What can working geneticists do to cope with this? Battey et al. have some concrete recommendations. For more accurate descriptions of genetic diversity and structure, they say to sample broadly, and at varying spatial scales. Covering multiple spatial scales would allow for comparisons between summary statistics calculated range-wide versus on local-level samples, and differences between those scales would indicate possible issues with poor dispersal across a continuous landscape.
For GWAS, there’s good news and bad news. In some sense the consideration only of false positives is a conservative test — loci that were truly, causally associated with the phenotype might be so much more strongly associated than the false positives that they would reliably show up as genome-wide outliers and the false positives wouldn’t mask them. But maybe not! That would depend on the strength of allelic effects, among other factors that are typically unknowns to be estimated in the context of a real GWAS project. In the case of the increasingly popular study design in which effect estimates from many weakly associated loci are summed into a polygenic score, the results of these simulations are particularly worrying: the possibility is that polygenic scores could be calculated with a lot of false positives in the mix. Battey et al. suggest that a standard approach could be to test for allelic associations with samples’ locations of origin. Finding significant associations with latitude and longitude would be a red flag for interpretation of associations with actual phenotypes of interest.
For those of us who work with species that allow experimental designs that can directly control for environmental effects, this paper is added motivation to triangulate among multiple lines of evidence when we’re deciding what loci most likely contribute to a trait. For studies on long-lived, hard-to-experiment-upon taxa — and humans, the trickiest model organism of all — it’s one more reason to treat results with a high degree of caution.
Battey CJ, PL Ralph and AD Kern. 2020. Space is the place: Effects of continuous spatial structure on analysis of population genetic data. Genetics doi: 10.1534/genetics.120.303143

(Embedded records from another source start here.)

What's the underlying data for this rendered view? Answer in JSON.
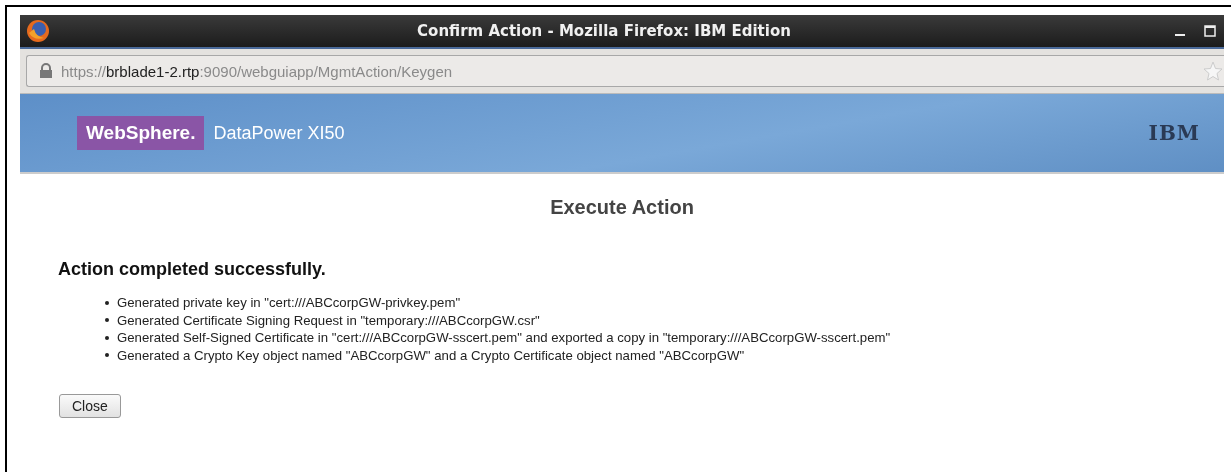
{
  "window": {
    "title": "Confirm Action - Mozilla Firefox: IBM Edition"
  },
  "address_bar": {
    "scheme": "https://",
    "host": "brblade1-2.rtp",
    "path": ":9090/webguiapp/MgmtAction/Keygen"
  },
  "banner": {
    "product_badge": "WebSphere.",
    "product_name": "DataPower XI50",
    "vendor_logo": "IBM"
  },
  "page": {
    "title": "Execute Action",
    "status": "Action completed successfully.",
    "results": [
      "Generated private key in \"cert:///ABCcorpGW-privkey.pem\"",
      "Generated Certificate Signing Request in \"temporary:///ABCcorpGW.csr\"",
      "Generated Self-Signed Certificate in \"cert:///ABCcorpGW-sscert.pem\" and exported a copy in \"temporary:///ABCcorpGW-sscert.pem\"",
      "Generated a Crypto Key object named \"ABCcorpGW\" and a Crypto Certificate object named \"ABCcorpGW\""
    ],
    "buttons": [
      "Close"
    ]
  }
}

Haworth S, R Mitchell, L Corbin, et al. 2019. Apparent latent structure within the UK Biobank sample has implications for epidemiological analysis. Nature Communications 10, 333. doi: 10.1038/s41467-018-08219-1
Whitlock MC and DE McCauley. 1999. Indirect measures of gene flow and migration: FST ≠ 1/(4Nm+1). Heredity 82: 117-125. doi: 10.1046/j.1365-2540.1999.00496.x